When the real estate bubble burst, home values plunged and millions of people defaulted on their mortgages and lost their homes. Investors who bought the securities backed by mortgages lost billions.
Under the settlement announced Friday, New York-based JPMorgan is paying $296.9 million. Credit Suisse, which is based in Zurich, will pay $120 million. The banks agreed to settle the charges without admitting or denying wrongdoing. The money will go to the investors burned by the risky mortgage bonds.
Inaccurate statements by banks in packaging and selling mortgage bonds "contributed greatly to the tremendous losses suffered by investors once the U.S. housing market collapsed," Robert Khuzami, the agency's enforcement director, said in a statement.
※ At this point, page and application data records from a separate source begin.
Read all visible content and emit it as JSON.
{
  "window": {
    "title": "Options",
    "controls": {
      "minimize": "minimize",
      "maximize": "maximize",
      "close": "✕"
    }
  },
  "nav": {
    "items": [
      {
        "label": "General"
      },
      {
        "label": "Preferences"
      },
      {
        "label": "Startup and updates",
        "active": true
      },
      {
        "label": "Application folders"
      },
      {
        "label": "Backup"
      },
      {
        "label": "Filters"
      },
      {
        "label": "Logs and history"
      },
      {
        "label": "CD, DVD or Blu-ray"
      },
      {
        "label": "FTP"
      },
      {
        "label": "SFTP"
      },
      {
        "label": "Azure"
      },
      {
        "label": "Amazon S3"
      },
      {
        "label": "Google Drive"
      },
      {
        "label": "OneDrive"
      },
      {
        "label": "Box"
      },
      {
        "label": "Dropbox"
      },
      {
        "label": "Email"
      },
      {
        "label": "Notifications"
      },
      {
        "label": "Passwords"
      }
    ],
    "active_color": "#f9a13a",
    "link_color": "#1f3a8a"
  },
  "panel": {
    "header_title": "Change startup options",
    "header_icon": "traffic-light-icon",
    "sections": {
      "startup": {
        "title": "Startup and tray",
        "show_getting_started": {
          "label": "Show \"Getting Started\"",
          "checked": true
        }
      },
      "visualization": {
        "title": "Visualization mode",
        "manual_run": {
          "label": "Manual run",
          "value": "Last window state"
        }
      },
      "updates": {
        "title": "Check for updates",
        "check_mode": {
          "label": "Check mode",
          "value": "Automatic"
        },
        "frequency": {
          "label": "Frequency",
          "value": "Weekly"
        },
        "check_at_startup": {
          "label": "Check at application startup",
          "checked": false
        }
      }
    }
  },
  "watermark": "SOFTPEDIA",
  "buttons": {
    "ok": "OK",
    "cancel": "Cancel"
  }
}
Regulators have been targeting major financial firms for their conduct in the years preceding the 2008 crisis.
JPMorgan, the largest U.S. bank by assets, settled similar charges over mortgage securities with the SEC in June 2011 and agreed to pay $153.6 million.
Goldman Sachs & Co. agreed in July 2010 to pay $550 million to settle charges of misleading buyers of complex mortgage investment.
JPMorgan noted in a statement that the SEC accused the bank of negligence but not intentional misconduct.
"J.P. Morgan is pleased to have reached agreement with the SEC to put these matters ... behind it," the statement said.
The SEC's allegations against JPMorgan Chase & Co. included risky mortgage bonds sold by Bear Stearns. JPMorgan bought Bear Stearns when it was on the verge of collapsing in March 2008, six months before the peak of the crisis.
Credit Suisse Group AG, Switzerland's second-largest bank, also noted the SEC's allegation of negligence rather than intentional misconduct.
"Credit Suisse is pleased that it was able to resolve these investigations with the SEC," the bank said in a statement.